Of the many people we heard from during CPAC this year, perhaps the one person who left me feeling the most conflicted was Tim Pawlenty. I’ve always been intrigued by the prospect of the former Minnesota governor taking a run at the Oval Office, probably because of my well known RINOish tendencies, but also out of appreciation for how a Republican with many admirable conservative characteristics could not only survive, but thrive in a place like the North Star State. (Republicans in New York have long faced similar challenges, so there’s probably natural some empathy there.)
Getting the chance to sit down with Pawlenty and discuss his prospects was enlightening, but it also set up a sharp contrast with his CPAC floor speech, which may be a harbinger of his POTUS bid to come. During our first look, I saw the Tim Pawlenty I was used to and a bit more. As the following video from the blogger reception he hosted shows, he handles himself very well when tackling issues and prickly questions. In particular, note how he addresses both his “clunkers” on his record, such as previously supporting cap and trade, as well as the somewhat sticky questions of whether he is “conservative enough” or if he faces some sort of “charisma gap” as compared to other candidates.
The one word which comes to my mind – which many people treat as a pejorative – is wonky. Pawlenty is an intelligent man, fast on his feet and quite personable. Whether you agree with him or not on any given subject, you never leave the room feeling as if you’ve been dealing with an uninformed, empty suit.
That was the speech which set me to wondering about Governor Pawlenty’s prospects in the primary. Rather than the “wonky” but very solid arguments on policy points which we’ve come to expect, he launched into a no holds barred festival of red meat for the conservative base. He joked about asking not which country President Obama was born in, but which planet he was from. He demanded the president “stop apologizing for our country” and extolled the virtues of American exceptionalism. Noble sentiments and crowd pleasers to be sure, but they seemed a bit out of place.
Obviously, the case can be made that this was precisely the audience where such a speech would be welcome, but from my perspective it simply didn’t sit well. Further, the delivery just seemed to hit the wrong notes. Pawlenty is compelling and confident in one on one situations. But when he takes the stage in a large gathering such as this there is a hesitation which is difficult to quantify.
There are some speakers – Reagan is frequently cited in such comparisons – who are “too large for the podium.” They dominate the room. With Pawlenty, no matter how excellently written the text nor how salient the points being made, he gives the impression of being slightly too small for the stage. It’s as if someone should have given him a milk crate to stand on.
When he paused for applause lines the audience sometimes seemed to feed on this negative energy and hesitate, unsure if that was when they were supposed to clap. And that’s a shame, in my opinion, because he is a fine candidate with many good points in his platform.
The governor’s speech was filled too far past the brim with red meat in a rather obvious effort to gin up the base. The field is full of candidates long on enthusiasm but short on details. I’d like to see T-Paw stick to his long suit and argue winning strategies for contemporary challenges, not the same old, “America Kicks Ass” theme we hear from everyone with access to a microphone.
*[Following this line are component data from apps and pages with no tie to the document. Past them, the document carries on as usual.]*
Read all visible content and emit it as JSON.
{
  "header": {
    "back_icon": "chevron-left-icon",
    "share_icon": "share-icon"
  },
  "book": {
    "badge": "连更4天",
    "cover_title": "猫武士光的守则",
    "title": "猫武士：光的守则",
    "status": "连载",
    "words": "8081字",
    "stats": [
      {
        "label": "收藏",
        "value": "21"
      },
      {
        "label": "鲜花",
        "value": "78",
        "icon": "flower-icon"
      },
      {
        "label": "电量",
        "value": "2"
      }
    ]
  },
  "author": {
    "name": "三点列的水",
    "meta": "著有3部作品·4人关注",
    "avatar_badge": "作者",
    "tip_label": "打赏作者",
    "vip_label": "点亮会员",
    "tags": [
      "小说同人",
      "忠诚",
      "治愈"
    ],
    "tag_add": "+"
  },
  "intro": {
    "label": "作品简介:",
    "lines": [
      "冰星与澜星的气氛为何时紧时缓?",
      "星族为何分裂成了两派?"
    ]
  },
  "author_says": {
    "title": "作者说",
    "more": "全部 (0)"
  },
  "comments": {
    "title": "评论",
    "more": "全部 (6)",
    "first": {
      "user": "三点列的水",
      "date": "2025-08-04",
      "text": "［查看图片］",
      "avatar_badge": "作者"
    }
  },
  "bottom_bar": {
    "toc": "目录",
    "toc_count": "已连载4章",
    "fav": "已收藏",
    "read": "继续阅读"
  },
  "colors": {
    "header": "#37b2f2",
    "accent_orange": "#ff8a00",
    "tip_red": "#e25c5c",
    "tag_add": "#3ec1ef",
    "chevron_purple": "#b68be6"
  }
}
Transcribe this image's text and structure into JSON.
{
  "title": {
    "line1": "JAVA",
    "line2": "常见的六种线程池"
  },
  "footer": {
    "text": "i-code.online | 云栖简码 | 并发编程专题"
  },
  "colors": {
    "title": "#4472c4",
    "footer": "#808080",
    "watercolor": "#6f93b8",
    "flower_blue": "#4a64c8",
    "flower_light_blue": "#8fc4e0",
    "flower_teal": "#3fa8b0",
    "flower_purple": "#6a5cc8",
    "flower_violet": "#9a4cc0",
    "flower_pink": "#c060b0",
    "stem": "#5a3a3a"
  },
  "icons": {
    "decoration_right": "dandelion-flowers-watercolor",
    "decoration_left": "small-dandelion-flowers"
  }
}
This is not to say that one appearance dooms him any more than any of the other dark horse candidates we’re watching. But as the campaign progresses it would be nice to see him focus on issues and message a bit more and leave the cheer-leading to others.